on the Biological Effects of Ionizing Radiation, National Research
Council (BEIR V), which concluded that there are no safe levels
of radiation exposure.
The GEIS asserts
that the doubling in cancer in the past half-century is not
due to any environmental cause, other than cigarette smoking,
failing to cite the considerable research documenting links
between cancer and environmental toxins like radiation. The
NRC ignores the rise in cancer rates among children, who do
not smoke and whose parents are smoking less than a generation
or two ago
The GEIS makes
no mention of the increased sensitivity of the fetus and infant
to radiation exposure.
By no longer
requiring Strontium-90 to be measured, either in environmental
samples or humans, it has been possible for the NRC to characterize
the radiation threat from the Turkey Point plant and all other
nuclear power reactors as "microscopic." In this way, the NRC
obscures the true magnitude of the threat to human life and
health presented by fission products released into the environment.
The Radiation and
Public Health Project recommends that several actions be taken
by the NRC in regard to the re-licensing process for Turkey Point,
and subsequent re-licensing applications for all reactors:
The NRC should
require that Sr-90 be once again measured in environmental
The NRC should
institute a program of measuring levels of radioactivity in
bodies of persons living near nuclear reactors, and should

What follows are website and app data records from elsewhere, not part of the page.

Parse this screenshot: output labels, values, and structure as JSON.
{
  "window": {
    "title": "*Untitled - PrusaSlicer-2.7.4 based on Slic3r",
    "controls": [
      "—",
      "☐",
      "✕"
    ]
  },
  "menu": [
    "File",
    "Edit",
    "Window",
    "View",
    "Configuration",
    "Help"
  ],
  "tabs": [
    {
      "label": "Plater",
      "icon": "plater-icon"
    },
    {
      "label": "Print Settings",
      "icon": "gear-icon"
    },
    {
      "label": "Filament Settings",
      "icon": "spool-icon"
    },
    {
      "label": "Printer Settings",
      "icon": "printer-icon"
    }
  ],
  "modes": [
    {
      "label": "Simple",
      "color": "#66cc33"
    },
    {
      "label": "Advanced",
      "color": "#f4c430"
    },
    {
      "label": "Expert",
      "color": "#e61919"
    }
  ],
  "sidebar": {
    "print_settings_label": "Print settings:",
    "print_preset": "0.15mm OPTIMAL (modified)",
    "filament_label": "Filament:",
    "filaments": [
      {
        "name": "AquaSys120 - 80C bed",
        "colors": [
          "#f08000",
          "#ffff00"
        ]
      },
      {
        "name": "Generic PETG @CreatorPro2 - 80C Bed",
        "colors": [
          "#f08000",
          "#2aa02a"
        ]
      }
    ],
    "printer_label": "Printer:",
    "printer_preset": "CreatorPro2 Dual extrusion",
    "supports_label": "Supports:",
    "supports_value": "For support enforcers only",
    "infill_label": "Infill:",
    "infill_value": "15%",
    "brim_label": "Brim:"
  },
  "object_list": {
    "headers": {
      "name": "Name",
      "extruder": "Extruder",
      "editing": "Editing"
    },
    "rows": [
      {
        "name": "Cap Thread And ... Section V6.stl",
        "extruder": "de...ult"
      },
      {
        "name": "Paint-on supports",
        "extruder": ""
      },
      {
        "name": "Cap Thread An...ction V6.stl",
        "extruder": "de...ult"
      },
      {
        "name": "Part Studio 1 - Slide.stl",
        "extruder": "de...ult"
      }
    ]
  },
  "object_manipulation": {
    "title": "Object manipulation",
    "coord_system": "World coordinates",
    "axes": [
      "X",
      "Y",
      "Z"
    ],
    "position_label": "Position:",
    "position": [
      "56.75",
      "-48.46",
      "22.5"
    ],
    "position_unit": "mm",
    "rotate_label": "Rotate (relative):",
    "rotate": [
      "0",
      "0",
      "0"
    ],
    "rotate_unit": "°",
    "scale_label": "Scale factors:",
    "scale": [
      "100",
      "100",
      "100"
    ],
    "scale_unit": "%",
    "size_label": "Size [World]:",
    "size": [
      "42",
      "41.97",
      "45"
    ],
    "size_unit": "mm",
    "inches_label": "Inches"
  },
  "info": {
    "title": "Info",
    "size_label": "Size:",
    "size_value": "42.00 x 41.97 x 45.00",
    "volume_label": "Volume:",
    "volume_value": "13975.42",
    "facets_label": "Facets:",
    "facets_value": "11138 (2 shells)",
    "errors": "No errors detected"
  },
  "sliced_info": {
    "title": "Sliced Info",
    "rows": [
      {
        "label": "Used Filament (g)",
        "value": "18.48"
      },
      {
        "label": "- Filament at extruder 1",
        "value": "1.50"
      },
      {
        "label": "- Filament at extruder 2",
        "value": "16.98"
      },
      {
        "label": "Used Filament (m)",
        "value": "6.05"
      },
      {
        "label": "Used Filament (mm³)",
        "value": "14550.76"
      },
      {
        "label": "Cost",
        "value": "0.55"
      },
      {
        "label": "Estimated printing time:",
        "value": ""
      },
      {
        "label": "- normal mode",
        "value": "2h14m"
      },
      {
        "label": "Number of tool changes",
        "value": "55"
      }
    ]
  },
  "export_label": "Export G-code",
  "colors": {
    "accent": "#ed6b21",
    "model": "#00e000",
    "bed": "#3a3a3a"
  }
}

publicly report its findings in a timely manner.
The NRC should
authorize periodic studies comparing in-body levels of radioactivity
with local rates of childhood and adult cancer and other diseases
susceptible to radiation exposure.
The NRC should
postpone a decision on extending the license of Turkey Point
and all other reactors until it has thoroughly evaluated all
available information, including recent reports and significant
research in progress, on nuclear reactor emissions and public
- The NRC should
include risks to health (i.e., links between local cancer patterns
and radioactivity in the environment and body) as a criterion
for extending licenses of existing nuclear reactors and for granting
future licenses to operate new reactors.